Sophie is the managing director of Alliance F and was the a Youth Delegate for Switzerland at the UN. She found a mentor in the head of delegation who threw her in at the deep end when organising an event. "I could have howled with fear." But her mentor encouraged her and trusted her to do it: "Interestingly, she didn't help me at all. But she gave me that 'You can do it' feeling."
Stop Hate Speech combats hatred on the Internet through a combination of technical and civic resources, thereby improving online dialogue and discourse over the long term. Volunteers using an app swipe left and right, assessing whether comments are examples of 'hate speech'. Their judgements are used to teach the algorithm - the-so-called 'Bot Dog' - to correctly sniff out discriminatory statements.
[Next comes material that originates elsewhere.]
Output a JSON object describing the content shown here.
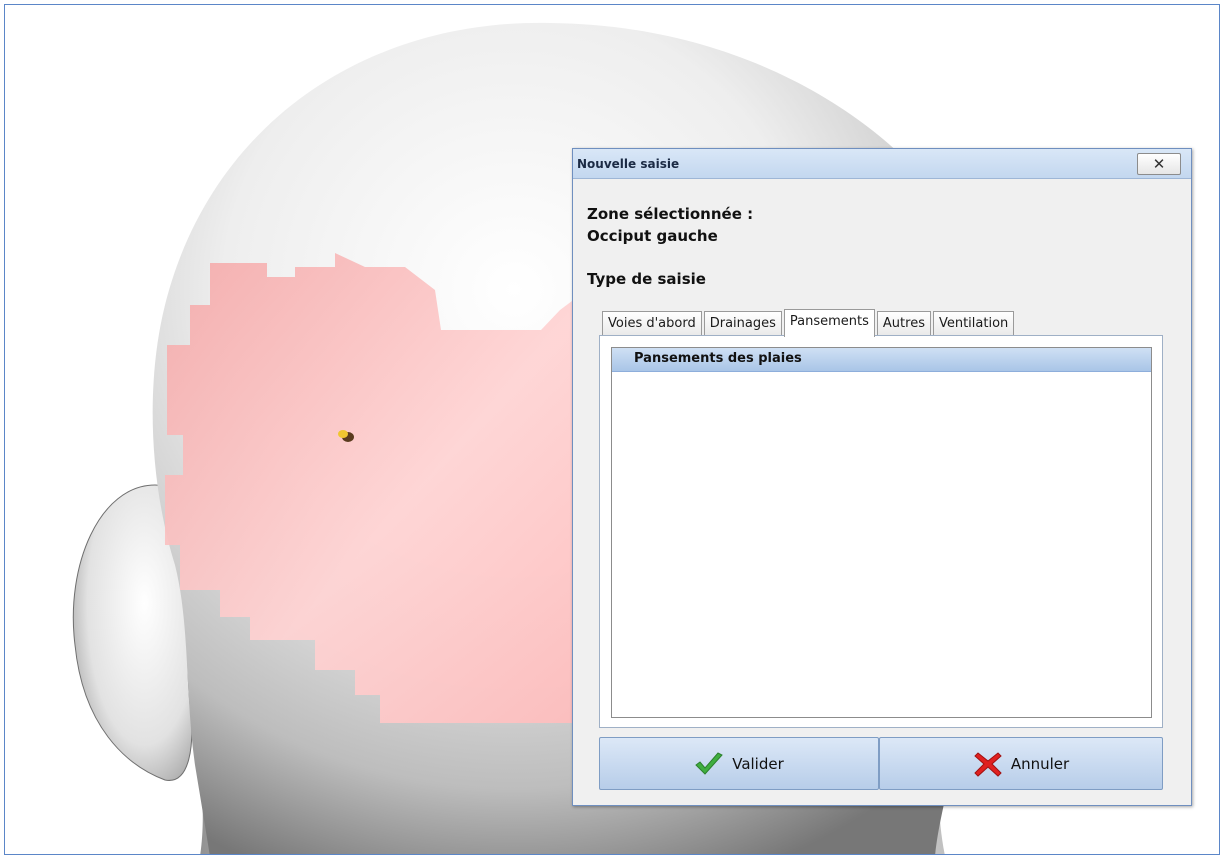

The idea for the Stop Hate Speech project came from Alliance F, and at the time Engagement Migros advised them to "think big". Sophie says that it was a huge step to find the courage to tackle such a big project. For Sophie, this engagement is very personal. Online, she herself does not have the moral courage that she displays in her offline life. "We need to awaken and strengthen the moral courage and bravery of every single person so that they dare to express themselves on the internet. We offer each other mutual support; we do it together."
Stefan says that innovative projects are demanding because pioneers are often on their own. "It is relatively easy to find obstacles to stand in the way of a courageous approach. Any one of our projects can be derailed by arguments. But when everything is blocked, nothing moves. So it is even more important that we see ourselves as being in alliance with our project partners, supporting them on their way."
Leo Caprez from the Brainforest project speaks even more clearly on the subject: "I lose my courage almost every day. That is part of the deal. At Brainforest we experience setbacks on a global level, and we have to learn to live with them. When we see acres and acres of forest ablaze, we think to ourselves: we are just a few drops of water falling on hot rocks."
The pioneering project that is Brainforest advocates the transformation of the forest economy. A first, concrete step towards this has been the launch of a data-driven online market place which - by using the very latest technology - enables trading in sustainable forest products around the world. It means that forests will start to have commercial value, and can attract more investment. Forest ecosystems profitably reduce CO2 in this manner. By 2023 the intention is to have unleashed CHF 500 million of new investment, and through afforestation to make a significant contribution to climate stabilisation.
Leo's chief worry is that the project will stay small. As with many ideas aimed at changing our environment, solutions are successful only if they can be achieved at scale. Stefan adds: "It's an ambitious project. They are not going to be planting a little boutique forest with a few pretty trees. It's courageous to say 'Either we manage to create a market for global forestation, or we are better off leaving it alone'."
Leo wants to achieve Brainforest's aims with innovative ideas and connecting with people who would otherwise not collaborate. « "People are capable of doing unbelievable things. This thought gives me hope. But we need courage to find the right rhythm. I find that hard sometimes. I deal with some massively urgent problems - and we have to work flat out 24/7. But that's unsustainable in the long term. You have to sleep sometimes. It's hard to strike the balance. The symbol of trees helps here - like good ideas, trees also need strength and time to grow."